“Too much salt could cause your blood pressure to rise, increasing your risk for preeclampsia, a pregnancy complication characterized by high blood pressure and swelling due to fluid retention,” notes Dr. Chien. Preeclampsia can result in preterm delivery and health complications like low birth weight and respiratory issues.
This one shouldn’t come as a surprise. Drinking alcohol affects fetal development and has lifelong consequences, including behavioral, physical and learning problems.
“You want to avoid all beer, wine and hard liquor during pregnancy,” Dr. Chien warns. “There is no safe level of consumption.”
Drinking alcohol during your pregnancy can lead to fetal alcohol syndrome (FAS). FAS is a severe condition that can’t be cured. It can also result in birth defects that affect your child’s heart, eyes, bones, ears and kidneys.
Yes, you can still have your daily morning coffee, but you may need to cut back on caffeine while you’re pregnant. Researchers say caffeine may cause the blood vessels in your uterus to constrict, which lowers blood supply to the fetus and inhibits fetal growth.
How much caffeine a drink has can vary tremendously depending on how it’s prepared.
“During your pregnancy, you’ll want to limit your consumption of caffeine to no more than 200 milligrams (mg) per day,” Dr. Chien says.
For reference, a standard cup of coffee (not your jumbo travel mug, but a regular ol’ 5 oz. cup) contains about 100 mg of caffeine. So, best to stick to not more than two cups of coffee per day when you’re pregnant.

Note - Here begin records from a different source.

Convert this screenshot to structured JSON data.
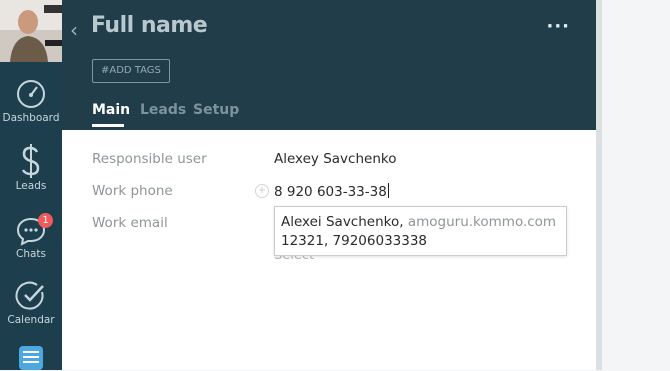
{
  "sidebar": {
    "items": [
      {
        "label": "Dashboard",
        "icon": "speedometer-icon"
      },
      {
        "label": "Leads",
        "icon": "dollar-icon"
      },
      {
        "label": "Chats",
        "icon": "chat-bubble-icon",
        "badge": "1"
      },
      {
        "label": "Calendar",
        "icon": "checkmark-circle-icon"
      },
      {
        "label": "",
        "icon": "lists-icon"
      }
    ]
  },
  "header": {
    "back_icon": "chevron-left-icon",
    "title": "Full name",
    "more_icon": "more-dots-icon",
    "more_label": "···",
    "tags_button": "#ADD TAGS",
    "tabs": [
      {
        "label": "Main",
        "active": true
      },
      {
        "label": "Leads",
        "active": false
      },
      {
        "label": "Setup",
        "active": false
      }
    ]
  },
  "fields": {
    "responsible_user": {
      "label": "Responsible user",
      "value": "Alexey Savchenko"
    },
    "work_phone": {
      "label": "Work phone",
      "value": "8 920 603-33-38"
    },
    "work_email": {
      "label": "Work email",
      "value": ""
    },
    "select_text": "Select ˅"
  },
  "suggestion": {
    "name": "Alexei Savchenko,",
    "domain": " amoguru.kommo.com",
    "details": "12321, 79206033338"
  },
  "colors": {
    "sidebar": "#1d3f4d",
    "header": "#213d4a",
    "badge": "#f05a5a"
  }
}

Keep in mind that black, chamomile and green teas also contain some caffeine. Similar to coffee, these can be consumed in moderation, although caffeine levels vary depending on how much tea you use and how it’s prepared.
|1 mug decaf coffee
|1 can of soft drink
|1 mug tea
|1 mug coffee (filtered, not decaf)
|1 mug decaf coffee
|1 can of soft drink
|1 mug tea
|1 mug coffee (filtered, not decaf)
People who are pregnant can have major complications from foodborne illnesses like listeriosis, which is caused by Listeria bacteria. In people who are healthy and not pregnant, Listeria may cause uncomfortable, but manageable, food poisoning symptoms, like:
“When you’re pregnant, Listeria can cause similar flu-like symptoms, or it may not cause any symptoms in you at all,” Dr. Chien says. “But it can severely impact the development of your growing fetus.”
Contracting Listeria during pregnancy has been linked to grave issues like:
The ACOG says that you don’t even have to feel symptoms to pass on Listeria to your fetus.
In addition to the risk of listeriosis, Dr. Chien reminds us that people who are pregnant are at a higher risk for complications from other food sources as well. Again, mercury can cause brain damage and developmental delays in babies; an extra-salty diet can elevate your blood pressure; and too much caffeine can inhibit fetal growth.
If you have any questions about what foods to eat and which to avoid during your pregnancy, don’t hesitate to ask your healthcare provider. They’ll be able to advise you best on how to keep you healthy and encourage healthy fetal development.